Although Keller enjoyed the thrills of traveling, reporting and writing, when he was faced with the opportunity to become the executive editor of the Times, he could not turn it down.
However, Keller ultimately did return to the world of writing.
“You cannot ask anyone to feel sorry for you as the editor of The New York Times,” he told the audience jokingly. “It is a great job, but I missed writing, and I knew at some point I would go back to it.”
In 2011 he stepped down from the editorship to become a widely read Op-Ed columnist for the Times.
After Keller’s talk, Filreis opened the floor to questions.
Penn President Amy Gutmann, who was also in attendance, compared large academic institutions like Penn with traditional news media like The New York Times and asked Keller his thoughts on the future of established institutions and how to sustain quality in both academia and journalism.
Although he qualified himself as “a chronic optimist,” Keller admitted he does worry about the future of the Times and other newspapers in today’s digital world.
But, he pointed to the success of the Times’ digital subscription model as a sign that journalism is still alive and well.
“People talk about the declining circulation of newspapers, and it’s true — in print,” Keller said.
In the realm of online journalism, however, Keller explained that the Times website currently has about 50 million unique users every month.
“Our audience is growing astronomically, and it’s global. That to me suggests demand … it’s just the transition that’s scary.”
For College junior Emily Brill, Keller’s lunch talk was an event she was sure not to miss. “I don’t typically come to Writers House events, but since he’s pretty notable, this seemed like such a rare opportunity.”

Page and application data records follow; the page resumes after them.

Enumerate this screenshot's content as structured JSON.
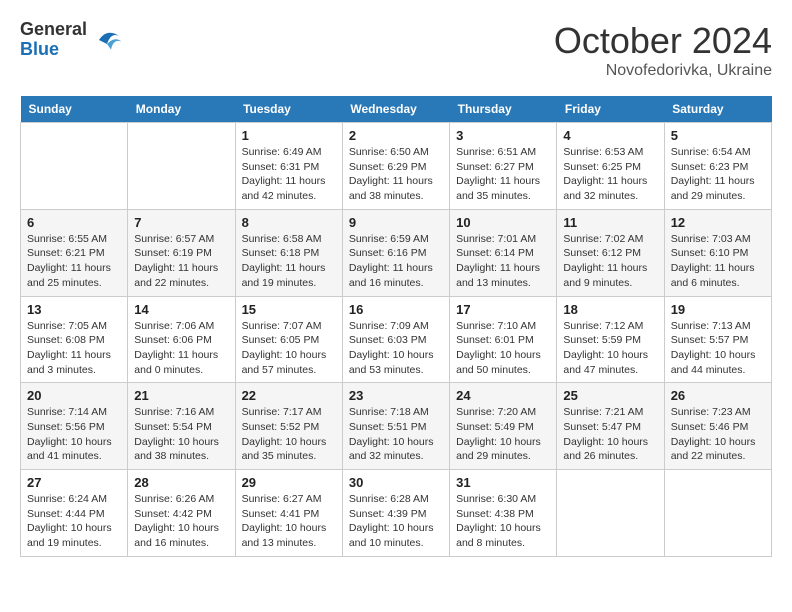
{
  "logo": {
    "general": "General",
    "blue": "Blue"
  },
  "title": {
    "month": "October 2024",
    "location": "Novofedorivka, Ukraine"
  },
  "headers": [
    "Sunday",
    "Monday",
    "Tuesday",
    "Wednesday",
    "Thursday",
    "Friday",
    "Saturday"
  ],
  "weeks": [
    [
      {
        "day": "",
        "sunrise": "",
        "sunset": "",
        "daylight": ""
      },
      {
        "day": "",
        "sunrise": "",
        "sunset": "",
        "daylight": ""
      },
      {
        "day": "1",
        "sunrise": "Sunrise: 6:49 AM",
        "sunset": "Sunset: 6:31 PM",
        "daylight": "Daylight: 11 hours and 42 minutes."
      },
      {
        "day": "2",
        "sunrise": "Sunrise: 6:50 AM",
        "sunset": "Sunset: 6:29 PM",
        "daylight": "Daylight: 11 hours and 38 minutes."
      },
      {
        "day": "3",
        "sunrise": "Sunrise: 6:51 AM",
        "sunset": "Sunset: 6:27 PM",
        "daylight": "Daylight: 11 hours and 35 minutes."
      },
      {
        "day": "4",
        "sunrise": "Sunrise: 6:53 AM",
        "sunset": "Sunset: 6:25 PM",
        "daylight": "Daylight: 11 hours and 32 minutes."
      },
      {
        "day": "5",
        "sunrise": "Sunrise: 6:54 AM",
        "sunset": "Sunset: 6:23 PM",
        "daylight": "Daylight: 11 hours and 29 minutes."
      }
    ],
    [
      {
        "day": "6",
        "sunrise": "Sunrise: 6:55 AM",
        "sunset": "Sunset: 6:21 PM",
        "daylight": "Daylight: 11 hours and 25 minutes."
      },
      {
        "day": "7",
        "sunrise": "Sunrise: 6:57 AM",
        "sunset": "Sunset: 6:19 PM",
        "daylight": "Daylight: 11 hours and 22 minutes."
      },
      {
        "day": "8",
        "sunrise": "Sunrise: 6:58 AM",
        "sunset": "Sunset: 6:18 PM",
        "daylight": "Daylight: 11 hours and 19 minutes."
      },
      {
        "day": "9",
        "sunrise": "Sunrise: 6:59 AM",
        "sunset": "Sunset: 6:16 PM",
        "daylight": "Daylight: 11 hours and 16 minutes."
      },
      {
        "day": "10",
        "sunrise": "Sunrise: 7:01 AM",
        "sunset": "Sunset: 6:14 PM",
        "daylight": "Daylight: 11 hours and 13 minutes."
      },
      {
        "day": "11",
        "sunrise": "Sunrise: 7:02 AM",
        "sunset": "Sunset: 6:12 PM",
        "daylight": "Daylight: 11 hours and 9 minutes."
      },
      {
        "day": "12",
        "sunrise": "Sunrise: 7:03 AM",
        "sunset": "Sunset: 6:10 PM",
        "daylight": "Daylight: 11 hours and 6 minutes."
      }
    ],
    [
      {
        "day": "13",
        "sunrise": "Sunrise: 7:05 AM",
        "sunset": "Sunset: 6:08 PM",
        "daylight": "Daylight: 11 hours and 3 minutes."
      },
      {
        "day": "14",
        "sunrise": "Sunrise: 7:06 AM",
        "sunset": "Sunset: 6:06 PM",
        "daylight": "Daylight: 11 hours and 0 minutes."
      },
      {
        "day": "15",
        "sunrise": "Sunrise: 7:07 AM",
        "sunset": "Sunset: 6:05 PM",
        "daylight": "Daylight: 10 hours and 57 minutes."
      },
      {
        "day": "16",
        "sunrise": "Sunrise: 7:09 AM",
        "sunset": "Sunset: 6:03 PM",
        "daylight": "Daylight: 10 hours and 53 minutes."
      },
      {
        "day": "17",
        "sunrise": "Sunrise: 7:10 AM",
        "sunset": "Sunset: 6:01 PM",
        "daylight": "Daylight: 10 hours and 50 minutes."
      },
      {
        "day": "18",
        "sunrise": "Sunrise: 7:12 AM",
        "sunset": "Sunset: 5:59 PM",
        "daylight": "Daylight: 10 hours and 47 minutes."
      },
      {
        "day": "19",
        "sunrise": "Sunrise: 7:13 AM",
        "sunset": "Sunset: 5:57 PM",
        "daylight": "Daylight: 10 hours and 44 minutes."
      }
    ],
    [
      {
        "day": "20",
        "sunrise": "Sunrise: 7:14 AM",
        "sunset": "Sunset: 5:56 PM",
        "daylight": "Daylight: 10 hours and 41 minutes."
      },
      {
        "day": "21",
        "sunrise": "Sunrise: 7:16 AM",
        "sunset": "Sunset: 5:54 PM",
        "daylight": "Daylight: 10 hours and 38 minutes."
      },
      {
        "day": "22",
        "sunrise": "Sunrise: 7:17 AM",
        "sunset": "Sunset: 5:52 PM",
        "daylight": "Daylight: 10 hours and 35 minutes."
      },
      {
        "day": "23",
        "sunrise": "Sunrise: 7:18 AM",
        "sunset": "Sunset: 5:51 PM",
        "daylight": "Daylight: 10 hours and 32 minutes."
      },
      {
        "day": "24",
        "sunrise": "Sunrise: 7:20 AM",
        "sunset": "Sunset: 5:49 PM",
        "daylight": "Daylight: 10 hours and 29 minutes."
      },
      {
        "day": "25",
        "sunrise": "Sunrise: 7:21 AM",
        "sunset": "Sunset: 5:47 PM",
        "daylight": "Daylight: 10 hours and 26 minutes."
      },
      {
        "day": "26",
        "sunrise": "Sunrise: 7:23 AM",
        "sunset": "Sunset: 5:46 PM",
        "daylight": "Daylight: 10 hours and 22 minutes."
      }
    ],
    [
      {
        "day": "27",
        "sunrise": "Sunrise: 6:24 AM",
        "sunset": "Sunset: 4:44 PM",
        "daylight": "Daylight: 10 hours and 19 minutes."
      },
      {
        "day": "28",
        "sunrise": "Sunrise: 6:26 AM",
        "sunset": "Sunset: 4:42 PM",
        "daylight": "Daylight: 10 hours and 16 minutes."
      },
      {
        "day": "29",
        "sunrise": "Sunrise: 6:27 AM",
        "sunset": "Sunset: 4:41 PM",
        "daylight": "Daylight: 10 hours and 13 minutes."
      },
      {
        "day": "30",
        "sunrise": "Sunrise: 6:28 AM",
        "sunset": "Sunset: 4:39 PM",
        "daylight": "Daylight: 10 hours and 10 minutes."
      },
      {
        "day": "31",
        "sunrise": "Sunrise: 6:30 AM",
        "sunset": "Sunset: 4:38 PM",
        "daylight": "Daylight: 10 hours and 8 minutes."
      },
      {
        "day": "",
        "sunrise": "",
        "sunset": "",
        "daylight": ""
      },
      {
        "day": "",
        "sunrise": "",
        "sunset": "",
        "daylight": ""
      }
    ]
  ]
}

The audience enjoyed Keller’s talk, as they laughed at his witty jokes and concluded the event with enthusiastic applause.
“I’ve been really enjoying his column now that he’s stepped down from his editorship, and to be able to hear him speak about his opinions and experiences is great,” said 2011 College graduate and Kelly Writers House research assistant Kristen Martin. “It’s just really interesting to see someone of Bill Keller’s stature come talk to such an intimate group like this.”